Ming is a highly useful open-source Flash SWF writer that I am using in creating a Flash mapping application. However, it is only available as C source code and not Windows binaries, which is a pain if (like me) you work with an exclusively Windows-only environment and you have no Linux resources to hand. Trying to compile it can be a pain; the Windows environment is demanding enough, and it can be especially for Windows regulars who aren’t used to mucking around with Linux. To make it worse, there is precious little documentation around for it. So, for the benefit of anyone else interested in the same, here is how I managed to get the Ming modules for Python to work in Windows

1. Download & install Python 2.4 for Windows in e.g. c:/python
2. Download & install Cygwin in e.g. c:/cygwin. This provides you with a shell and other tools. When it comes to picking the modules and applications to use, add in autoconf, bison and flex. Do not install gcc or make – these are taken care of in the next step.
3. Download & install MinGW in e.g. c:/mingw. MinGW is not Ming – MinGW is an entirely different application takes care of the compilation.
4. Download the MinGW-zlib library. Copy the two .h files in usr/include/mingw to c:/mingw/include
5. Copy the file libpython24.a from c:/python/libs to c:/mingw/lib.
6. Download & install the Ming source code, in e.g. c:/ming
7. Download the source code for zlib. Copy the files zlib.h and zconf.h into c:/ming/src
8. Fire up Cygwin and go into the ming directory (e.g. cd /cygdrive/c/ming)
9. Type the following commands:

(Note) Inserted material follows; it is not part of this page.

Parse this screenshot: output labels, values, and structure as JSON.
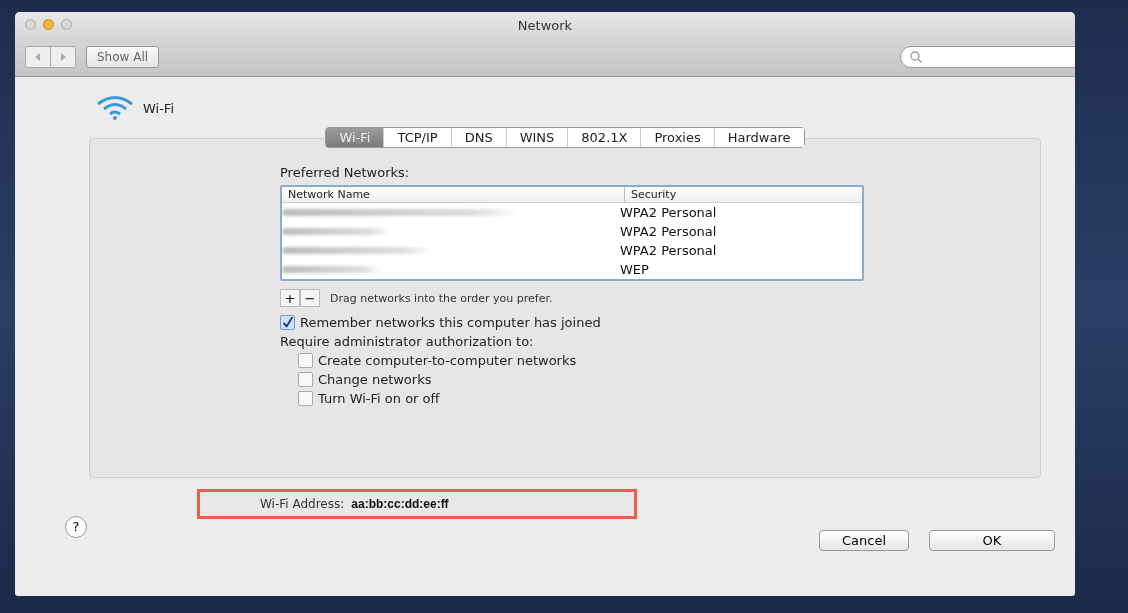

  $ autoconfig
  $ ./configure
  $ cd src
  $ mingw32-make static
  $ cd ..
  $ ls libming.a

10. A file called libming.a should now exist. Type cd py_ext and press ENTER.
11. In this folder, there should be a file setup.py. Open it, delete the existing code and replace it with:

from distutils.core import setup, Extension

setup(name = "mingc",
      version = "0.4",
      description = "A library for creating Flash files",
      py_modules = ['ming', 'mingc'],
      ext_modules = [Extension(name="_mingc",
                               include_dirs=['/usr/local/include', '../src'],
                               library_dirs=['/usr/local/lib', '..'],

12. Run the following command:

$ ../../python/python setup.py build --compiler=mingw32

(The path to your python instance may be different from the above)
13. In the folder build/lib.win32-2.4 there should now be a spanking new file _mingc.pyd.
14. You can test this by moving the file _mingc.pyd up two levels, in the same folder as shape.py, then running:

$ ../../Python/python shape.py

15. This should have created an SWF called test.swf, which consists of a red quarter-circle with a grey border.

References: When coming up with the above, I found this newsgroup post and this MinGW introduction page useful resources.